- _WHAT THE TASK ASKS_: For each line below that holds the string "Skills", add one to a tally; report that tally alone.
*** Begin section ***
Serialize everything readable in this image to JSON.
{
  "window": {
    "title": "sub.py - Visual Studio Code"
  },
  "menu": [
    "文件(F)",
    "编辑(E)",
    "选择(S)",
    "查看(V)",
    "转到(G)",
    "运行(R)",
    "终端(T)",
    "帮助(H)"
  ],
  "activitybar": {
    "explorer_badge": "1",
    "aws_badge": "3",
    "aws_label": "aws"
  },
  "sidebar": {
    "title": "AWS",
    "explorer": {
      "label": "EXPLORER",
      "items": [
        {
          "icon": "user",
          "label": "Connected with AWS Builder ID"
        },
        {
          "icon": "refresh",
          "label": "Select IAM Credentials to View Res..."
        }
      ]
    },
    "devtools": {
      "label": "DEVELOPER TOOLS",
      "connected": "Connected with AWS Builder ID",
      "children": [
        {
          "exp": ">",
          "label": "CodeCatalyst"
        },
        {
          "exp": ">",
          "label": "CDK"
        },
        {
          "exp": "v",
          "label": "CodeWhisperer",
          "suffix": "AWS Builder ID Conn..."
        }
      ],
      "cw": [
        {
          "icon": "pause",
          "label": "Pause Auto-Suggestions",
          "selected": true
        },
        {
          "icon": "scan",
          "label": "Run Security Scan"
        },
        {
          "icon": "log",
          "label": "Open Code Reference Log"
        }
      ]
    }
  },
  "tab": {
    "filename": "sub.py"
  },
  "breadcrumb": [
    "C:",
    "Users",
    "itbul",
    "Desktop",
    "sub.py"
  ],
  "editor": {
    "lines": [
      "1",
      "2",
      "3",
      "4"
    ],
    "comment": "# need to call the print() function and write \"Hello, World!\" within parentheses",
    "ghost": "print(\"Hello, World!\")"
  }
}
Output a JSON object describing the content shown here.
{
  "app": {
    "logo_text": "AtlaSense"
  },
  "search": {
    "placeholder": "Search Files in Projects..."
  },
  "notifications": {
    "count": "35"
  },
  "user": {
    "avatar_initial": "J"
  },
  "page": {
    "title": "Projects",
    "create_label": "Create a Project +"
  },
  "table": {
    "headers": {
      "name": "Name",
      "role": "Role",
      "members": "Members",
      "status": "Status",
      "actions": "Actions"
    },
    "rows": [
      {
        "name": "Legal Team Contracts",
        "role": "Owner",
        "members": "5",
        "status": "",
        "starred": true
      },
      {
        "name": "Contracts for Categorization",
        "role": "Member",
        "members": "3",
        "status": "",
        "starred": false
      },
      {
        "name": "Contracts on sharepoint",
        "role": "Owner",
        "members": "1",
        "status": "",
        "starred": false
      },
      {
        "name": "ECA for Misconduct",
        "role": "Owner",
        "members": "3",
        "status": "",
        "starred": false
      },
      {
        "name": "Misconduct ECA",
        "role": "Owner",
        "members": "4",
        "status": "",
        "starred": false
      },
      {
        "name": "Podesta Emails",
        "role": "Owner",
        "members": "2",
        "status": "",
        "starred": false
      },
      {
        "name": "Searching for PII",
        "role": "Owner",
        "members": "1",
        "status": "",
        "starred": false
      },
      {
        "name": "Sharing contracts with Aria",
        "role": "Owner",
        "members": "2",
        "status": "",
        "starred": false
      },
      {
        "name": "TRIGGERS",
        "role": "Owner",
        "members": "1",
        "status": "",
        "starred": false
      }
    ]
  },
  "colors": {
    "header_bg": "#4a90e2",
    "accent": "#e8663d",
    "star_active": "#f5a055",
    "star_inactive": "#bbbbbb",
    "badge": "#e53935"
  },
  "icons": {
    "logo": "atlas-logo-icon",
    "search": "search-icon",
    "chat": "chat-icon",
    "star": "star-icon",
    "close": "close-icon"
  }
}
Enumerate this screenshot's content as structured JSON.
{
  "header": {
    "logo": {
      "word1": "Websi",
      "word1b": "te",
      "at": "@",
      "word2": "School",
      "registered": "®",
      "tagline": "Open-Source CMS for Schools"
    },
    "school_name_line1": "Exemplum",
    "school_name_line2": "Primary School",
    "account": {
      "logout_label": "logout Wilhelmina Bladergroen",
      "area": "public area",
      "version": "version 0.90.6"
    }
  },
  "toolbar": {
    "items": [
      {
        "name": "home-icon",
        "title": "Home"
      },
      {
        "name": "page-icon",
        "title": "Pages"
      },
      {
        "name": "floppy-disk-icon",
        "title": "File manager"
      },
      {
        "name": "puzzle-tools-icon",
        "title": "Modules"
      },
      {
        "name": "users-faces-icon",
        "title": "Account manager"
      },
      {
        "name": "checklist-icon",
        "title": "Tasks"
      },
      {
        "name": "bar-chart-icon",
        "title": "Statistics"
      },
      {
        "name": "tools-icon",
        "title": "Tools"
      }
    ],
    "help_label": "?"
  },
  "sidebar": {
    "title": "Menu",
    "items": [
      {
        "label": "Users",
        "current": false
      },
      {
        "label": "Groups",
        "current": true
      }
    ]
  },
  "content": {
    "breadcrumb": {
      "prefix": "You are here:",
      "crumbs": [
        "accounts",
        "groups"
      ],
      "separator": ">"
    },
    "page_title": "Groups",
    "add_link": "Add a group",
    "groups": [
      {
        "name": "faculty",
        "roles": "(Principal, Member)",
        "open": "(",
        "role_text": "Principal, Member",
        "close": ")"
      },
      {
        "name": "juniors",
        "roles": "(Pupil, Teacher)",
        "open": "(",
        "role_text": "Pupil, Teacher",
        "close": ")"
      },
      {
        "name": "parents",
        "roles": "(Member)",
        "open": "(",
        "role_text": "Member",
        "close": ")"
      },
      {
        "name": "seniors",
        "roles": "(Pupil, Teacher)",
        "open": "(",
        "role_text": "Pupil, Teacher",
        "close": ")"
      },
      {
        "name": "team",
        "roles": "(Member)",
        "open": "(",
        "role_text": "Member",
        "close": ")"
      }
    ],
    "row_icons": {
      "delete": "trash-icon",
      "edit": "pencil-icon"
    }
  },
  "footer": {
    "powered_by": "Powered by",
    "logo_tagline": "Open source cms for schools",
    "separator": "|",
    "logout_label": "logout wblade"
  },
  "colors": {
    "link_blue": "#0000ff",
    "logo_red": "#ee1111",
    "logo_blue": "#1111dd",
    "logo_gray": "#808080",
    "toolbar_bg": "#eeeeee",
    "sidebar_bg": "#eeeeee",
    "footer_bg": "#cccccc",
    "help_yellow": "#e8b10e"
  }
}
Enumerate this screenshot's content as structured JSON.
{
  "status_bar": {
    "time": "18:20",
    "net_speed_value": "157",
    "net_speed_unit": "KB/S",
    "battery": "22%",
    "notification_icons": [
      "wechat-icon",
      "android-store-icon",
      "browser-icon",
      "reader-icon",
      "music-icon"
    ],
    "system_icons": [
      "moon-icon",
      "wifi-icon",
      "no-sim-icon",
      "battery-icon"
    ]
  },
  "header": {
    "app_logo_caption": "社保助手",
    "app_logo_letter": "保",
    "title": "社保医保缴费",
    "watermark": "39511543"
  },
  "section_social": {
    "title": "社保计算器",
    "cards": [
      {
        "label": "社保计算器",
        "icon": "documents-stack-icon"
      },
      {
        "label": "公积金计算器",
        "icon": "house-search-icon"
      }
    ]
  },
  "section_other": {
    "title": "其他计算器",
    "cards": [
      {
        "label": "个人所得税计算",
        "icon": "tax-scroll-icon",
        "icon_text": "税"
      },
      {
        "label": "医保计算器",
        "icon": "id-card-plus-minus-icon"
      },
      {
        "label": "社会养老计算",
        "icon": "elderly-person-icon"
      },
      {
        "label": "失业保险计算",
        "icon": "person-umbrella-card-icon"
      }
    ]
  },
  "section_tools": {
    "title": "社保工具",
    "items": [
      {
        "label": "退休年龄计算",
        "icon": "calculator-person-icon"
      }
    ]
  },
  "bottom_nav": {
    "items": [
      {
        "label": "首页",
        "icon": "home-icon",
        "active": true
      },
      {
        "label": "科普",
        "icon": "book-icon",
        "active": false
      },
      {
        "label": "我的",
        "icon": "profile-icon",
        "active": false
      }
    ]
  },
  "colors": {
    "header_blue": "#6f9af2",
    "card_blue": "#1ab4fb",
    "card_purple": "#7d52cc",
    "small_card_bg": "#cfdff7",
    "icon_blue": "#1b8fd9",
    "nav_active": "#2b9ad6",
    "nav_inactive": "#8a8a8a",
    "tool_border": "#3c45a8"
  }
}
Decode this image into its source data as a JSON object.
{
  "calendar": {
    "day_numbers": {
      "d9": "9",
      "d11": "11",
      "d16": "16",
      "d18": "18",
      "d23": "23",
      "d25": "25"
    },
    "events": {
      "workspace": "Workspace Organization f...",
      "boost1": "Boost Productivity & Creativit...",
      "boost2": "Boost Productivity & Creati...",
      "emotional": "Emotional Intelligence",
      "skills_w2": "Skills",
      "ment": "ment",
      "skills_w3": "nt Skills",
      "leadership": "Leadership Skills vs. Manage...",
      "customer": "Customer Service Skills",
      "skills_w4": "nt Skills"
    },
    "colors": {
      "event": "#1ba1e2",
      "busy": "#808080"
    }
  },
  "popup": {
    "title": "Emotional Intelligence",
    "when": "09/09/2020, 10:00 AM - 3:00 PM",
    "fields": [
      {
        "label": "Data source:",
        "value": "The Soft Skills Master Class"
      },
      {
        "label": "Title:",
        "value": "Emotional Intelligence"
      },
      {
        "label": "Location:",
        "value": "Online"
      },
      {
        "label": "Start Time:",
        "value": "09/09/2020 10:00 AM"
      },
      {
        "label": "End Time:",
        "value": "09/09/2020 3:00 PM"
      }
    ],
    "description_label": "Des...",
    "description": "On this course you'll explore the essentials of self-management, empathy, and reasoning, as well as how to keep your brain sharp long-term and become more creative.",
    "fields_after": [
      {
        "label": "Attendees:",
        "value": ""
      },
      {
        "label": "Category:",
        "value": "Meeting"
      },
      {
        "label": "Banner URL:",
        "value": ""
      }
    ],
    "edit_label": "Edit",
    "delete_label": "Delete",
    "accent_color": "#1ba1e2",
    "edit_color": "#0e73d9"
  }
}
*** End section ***
- _EXERCISE RESPONSE_: 6